Don’t think about it anymore. If it’s been on your mind for this long, schedule the time so you can have a call with us. Don’t let anything get in your way. Take action because your career is right around the corner. The easy way to do that is to visit our website. Click on Attain Medical Sales Role and follow the prompts. We have a very short application. To get a few tidbits of information about you and what you’re trying to do, then you’re going to have a nice call with us and myself or one of our sales reps is going to talk to you about how our program can literally change your life.
Another program that we have that I want to talk about is our LinkedIn Branding Program. I think everyone’s seen it now. LinkedIn is no longer the, “I want to get a job site.” It’s the site for almost all types of professional interaction, whether you’re selling a product, trying to build a brand in your space as a thought leader, trying to have an extensive network that takes all these thought leaders within your space and utilize those relationships to be more effective in your own business. LinkedIn is the place to do it but in order to truly make that happen, you got to have a brand. You got to have a presence there that helps people understand the value you bring to your space. That is now what we are helping people do.

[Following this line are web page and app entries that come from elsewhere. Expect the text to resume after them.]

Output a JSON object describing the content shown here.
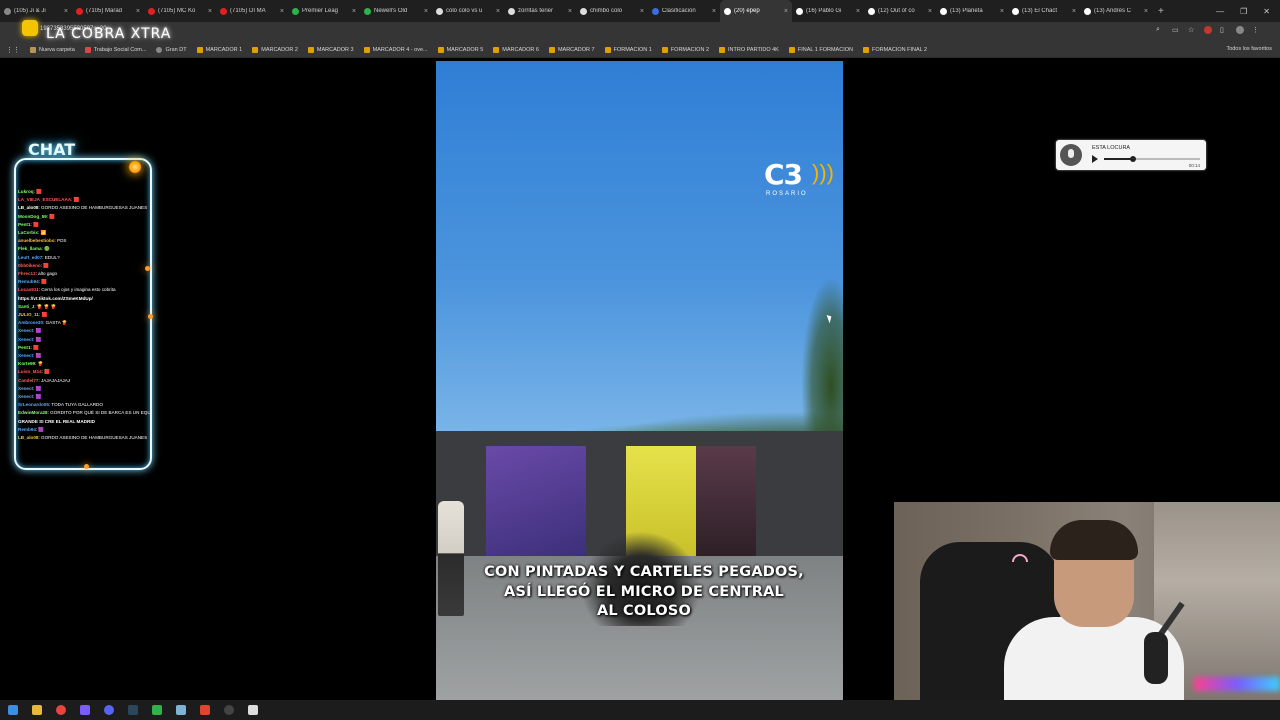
{
  "browser": {
    "tabs": [
      {
        "title": "(105) Ji & Ji",
        "color": "#888888",
        "active": false
      },
      {
        "title": "(7105) Marad",
        "color": "#e02020",
        "active": false
      },
      {
        "title": "(7105) MC Ko",
        "color": "#e02020",
        "active": false
      },
      {
        "title": "(7105) DI MA",
        "color": "#e02020",
        "active": false
      },
      {
        "title": "Premier Leag",
        "color": "#2db34a",
        "active": false
      },
      {
        "title": "Newell's Old",
        "color": "#2db34a",
        "active": false
      },
      {
        "title": "colo colo vs u",
        "color": "#dddddd",
        "active": false
      },
      {
        "title": "zorritas terier",
        "color": "#dddddd",
        "active": false
      },
      {
        "title": "chimbo colo",
        "color": "#dddddd",
        "active": false
      },
      {
        "title": "Clasificación",
        "color": "#3b6ee0",
        "active": false
      },
      {
        "title": "(20) epep",
        "color": "#ffffff",
        "active": true
      },
      {
        "title": "(16) Pablo Gi",
        "color": "#ffffff",
        "active": false
      },
      {
        "title": "(12) Out of co",
        "color": "#ffffff",
        "active": false
      },
      {
        "title": "(13) Planeta",
        "color": "#ffffff",
        "active": false
      },
      {
        "title": "(13) El Chact",
        "color": "#ffffff",
        "active": false
      },
      {
        "title": "(13) Andrés C",
        "color": "#ffffff",
        "active": false
      }
    ],
    "new_tab_glyph": "+",
    "close_glyph": "×",
    "window_controls": [
      "—",
      "❐",
      "✕"
    ],
    "url_fragment": "1937353395530507s=20",
    "bookmarks": [
      {
        "label": "Nueva carpeta",
        "kind": "folder"
      },
      {
        "label": "Trabajo Social Com...",
        "kind": "red"
      },
      {
        "label": "Gran DT",
        "kind": "gray"
      },
      {
        "label": "MARCADOR 1",
        "kind": "u"
      },
      {
        "label": "MARCADOR 2",
        "kind": "u"
      },
      {
        "label": "MARCADOR 3",
        "kind": "u"
      },
      {
        "label": "MARCADOR 4 - ove...",
        "kind": "u"
      },
      {
        "label": "MARCADOR 5",
        "kind": "u"
      },
      {
        "label": "MARCADOR 6",
        "kind": "u"
      },
      {
        "label": "MARCADOR 7",
        "kind": "u"
      },
      {
        "label": "FORMACION 1",
        "kind": "u"
      },
      {
        "label": "FORMACION 2",
        "kind": "u"
      },
      {
        "label": "INTRO PARTIDO 4K",
        "kind": "u"
      },
      {
        "label": "FINAL 1 FORMACION",
        "kind": "u"
      },
      {
        "label": "FORMACION FINAL 2",
        "kind": "u"
      }
    ],
    "all_bookmarks": "Todos los favoritos"
  },
  "overlay": {
    "brand_title": "LA COBRA XTRA",
    "chat_title": "CHAT"
  },
  "chat": [
    {
      "user": "Lukroq",
      "msg": ": 🟥",
      "color": "#7dff6b"
    },
    {
      "user": "LA_VIEJA_ESCUELAAA",
      "msg": ": 🟥",
      "color": "#ff5a5a"
    },
    {
      "user": "LB_alo08",
      "msg": ": GORDO ASESINO DE HAMBURGUESAS JUANES",
      "color": "#ffffff"
    },
    {
      "user": "MoonDog_59",
      "msg": ": 🟥",
      "color": "#7dff6b"
    },
    {
      "user": "Pent1",
      "msg": ": 🟥",
      "color": "#7dff6b"
    },
    {
      "user": "LaCorbix",
      "msg": ": 📶",
      "color": "#7dff6b"
    },
    {
      "user": "anuelbebestiobo",
      "msg": ": PDS",
      "color": "#f0c040"
    },
    {
      "user": "Flek_llama",
      "msg": ": 🟢",
      "color": "#7dff6b"
    },
    {
      "user": "Leutt_ed07",
      "msg": ": EDUL?",
      "color": "#54a9ff"
    },
    {
      "user": "0bb0ikeno",
      "msg": ": 🟥",
      "color": "#ff5a5a"
    },
    {
      "user": "Fhrec12",
      "msg": ": alto gago",
      "color": "#ff5a5a"
    },
    {
      "user": "Remub94",
      "msg": ": 🟥",
      "color": "#54a9ff"
    },
    {
      "user": "Lucas911",
      "msg": ": Cerra los ojos y imagina esto cobrita",
      "color": "#ff5a5a"
    },
    {
      "user": "https://vt.tiktok.com/ZSmeKMdUp/",
      "msg": "",
      "color": "#ffffff"
    },
    {
      "user": "Santi_J",
      "msg": ": 🍟 🍟 🍟",
      "color": "#7dff6b"
    },
    {
      "user": "JULIO_11",
      "msg": ": 🟥",
      "color": "#f0c040"
    },
    {
      "user": "Ambrose30",
      "msg": ": GASTA 🍟",
      "color": "#54a9ff"
    },
    {
      "user": "Xenect",
      "msg": ": 🟪",
      "color": "#54a9ff"
    },
    {
      "user": "Xenect",
      "msg": ": 🟪",
      "color": "#54a9ff"
    },
    {
      "user": "Pent1",
      "msg": ": 🟥",
      "color": "#7dff6b"
    },
    {
      "user": "Xenect",
      "msg": ": 🟪",
      "color": "#54a9ff"
    },
    {
      "user": "Korte99",
      "msg": ": 🍟",
      "color": "#7dff6b"
    },
    {
      "user": "Luisn_M14",
      "msg": ": 🟥",
      "color": "#ff5a5a"
    },
    {
      "user": "Candel77",
      "msg": ": JAJAJAJAJAJ",
      "color": "#ff5a5a"
    },
    {
      "user": "Xenect",
      "msg": ": 🟪",
      "color": "#54a9ff"
    },
    {
      "user": "Xenect",
      "msg": ": 🟪",
      "color": "#54a9ff"
    },
    {
      "user": "SrLeonardo05",
      "msg": ": TODA TUYA GALLARDO",
      "color": "#54a9ff"
    },
    {
      "user": "EdwinMora28",
      "msg": ": GORDITO POR QUÉ SI DE BARCA ES UN EQUIPO",
      "color": "#7dff6b"
    },
    {
      "user": "GRANDE SI CRE EL REAL MADRID",
      "msg": "",
      "color": "#ffffff"
    },
    {
      "user": "Remb94",
      "msg": ": 🟪",
      "color": "#54a9ff"
    },
    {
      "user": "LB_alo08",
      "msg": ": GORDO ASESINO DE HAMBURGUESAS JUANES",
      "color": "#f0c040"
    }
  ],
  "video": {
    "logo_main": "C3",
    "logo_waves": ")))",
    "logo_sub": "ROSARIO",
    "caption_lines": [
      "CON PINTADAS Y CARTELES PEGADOS,",
      "ASÍ LLEGÓ EL MICRO DE CENTRAL",
      "AL COLOSO"
    ]
  },
  "audio": {
    "title": "ESTA LOCURA",
    "time": "00:14",
    "progress": 0.3
  }
}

Again, visit EvolveYourSuccess.com, go to the LinkedIn Branding tab and take a look at our program. All you have to do is look on there, fill out a quick little snippet of your information for us to contact you. Let’s have a conversation about how you can change your career trajectory, how you can change your business, how you can change your sales performance through this amazing social media platform.

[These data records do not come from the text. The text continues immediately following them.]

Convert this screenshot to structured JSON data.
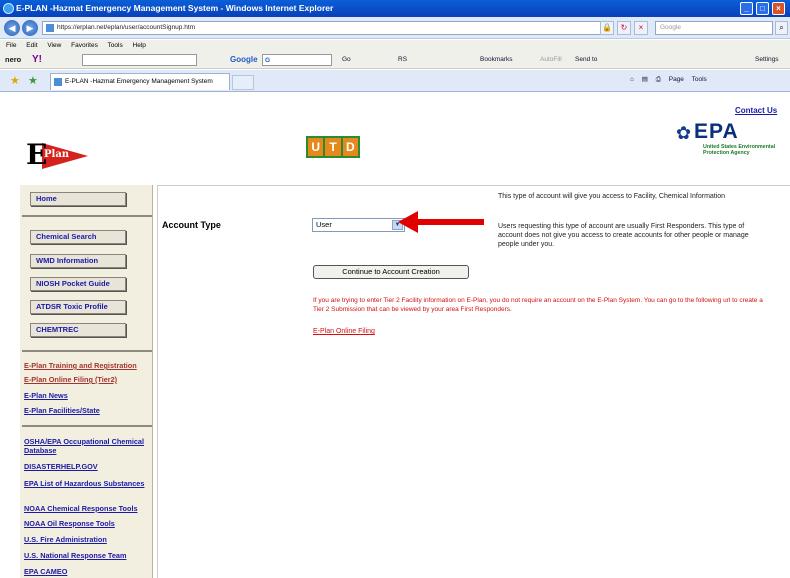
{
  "window": {
    "title": "E-PLAN -Hazmat Emergency Management System - Windows Internet Explorer"
  },
  "browser": {
    "url": "https://erplan.net/eplan/user/accountSignup.htm",
    "search_placeholder": "Google",
    "menu": [
      "File",
      "Edit",
      "View",
      "Favorites",
      "Tools",
      "Help"
    ],
    "toolbar": {
      "nero": "nero",
      "yahoo": "Y!",
      "google": "Google",
      "google_g": "G",
      "go": "Go",
      "rs": "RS",
      "bookmarks": "Bookmarks",
      "autofill": "AutoFill",
      "sendto": "Send to",
      "settings": "Settings"
    },
    "tab_title": "E-PLAN -Hazmat Emergency Management System",
    "right_tools": [
      "Page",
      "Tools"
    ]
  },
  "header": {
    "contact_us": "Contact Us",
    "eplan_logo_letter": "E",
    "eplan_logo_text": "Plan",
    "utd_letters": [
      "U",
      "T",
      "D"
    ],
    "epa_text": "EPA",
    "epa_sub": "United States Environmental Protection Agency"
  },
  "sidebar": {
    "buttons": [
      "Home",
      "Chemical Search",
      "WMD Information",
      "NIOSH Pocket Guide",
      "ATDSR Toxic Profile",
      "CHEMTREC"
    ],
    "links_group1": [
      "E-Plan Training and Registration",
      "E-Plan Online Filing (Tier2)",
      "E-Plan News",
      "E-Plan Facilities/State"
    ],
    "links_group2": [
      "OSHA/EPA Occupational Chemical Database",
      "DISASTERHELP.GOV",
      "EPA List of Hazardous Substances",
      "NOAA Chemical Response Tools",
      "NOAA Oil Response Tools",
      "U.S. Fire Administration",
      "U.S. National Response Team",
      "EPA CAMEO"
    ]
  },
  "main": {
    "account_type_label": "Account Type",
    "account_type_value": "User",
    "info_line1": "This type of account will give you access to Facility, Chemical Information",
    "info_line2": "Users requesting this type of account are usually First Responders. This type of account does not give you access to create accounts for other people or manage people under you.",
    "continue_button": "Continue to Account Creation",
    "notice": "If you are trying to enter Tier 2 Facility information on E-Plan, you do not require an account on the E-Plan System. You can go to the following url to create a Tier 2 Submission that can be viewed by your area First Responders.",
    "efile_link": "E-Plan Online Filing"
  }
}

We thank you so much for taking the time to read. We do nothing more than try to find more effective innovative ways to provide value to you as the person trying to get into medical sales, you as a sales rep and you as a sales leader. Check out those resources we mentioned and make sure you read another episode of the show.
- Mark Metry
- iTunes – The Medical Sales Podcast
- Spotify – The Medical Sales Podcast
- YouTube – Mark Metry
- LinkedIn – Mark Metry
- Medical Sales Career Builder
- Attain Medical Sales Role
- LinkedIn Branding Program
About Mark Metry
Mark Metry is a 24 year old entrepreneur, author, creator, mental health advocate, coach, teacher, keynote speaker, podcast host, and loving human being.
Mark has interviewed over 300+ top leaders around the world from billionaire philanthropists, to neuroscientists, professional athletes, New York times bestselling authors, philosophers, and innovative disrupter’s on his Top 100 Humans 2.0 podcast, which NASDAQ, and Yahoo Finance placed in the “Top 21 Growing Podcasts you must listen to..”
Now, Mark hosts the Social Anxiety Society podcast, and is the bestselling author of Screw Being Shy: Learn How to Manage Social Anxiety and Be Yourself in Front of Anyone!
Mark has been featured in Forbes, TEDx, HuffPost, Mindvalley, Inc and many more. Mark‘s been mentioned alongside Elon Musk and Jeff Bezos and can be found speaking at Universities like Rutgers to Nonprofits like Coptic Orphans, to conferences and high schools across the nation.
Mark has spoken alongside Olympian Athletes, New York Times Bestselling authors, and Fortune 500 CEO’s.
Mark’s story has been featured in 3 books, including Ditch the Act by McGraw Hill, Standing O! alongside Billionaires and other mavericks, and We’re All Marketers. Mark has also been a guest on over 250+ podcasts, radio stations, and television.
Additionally, Mark advises startups, and volunteers his time as an advisory board member at an education based nonprofit.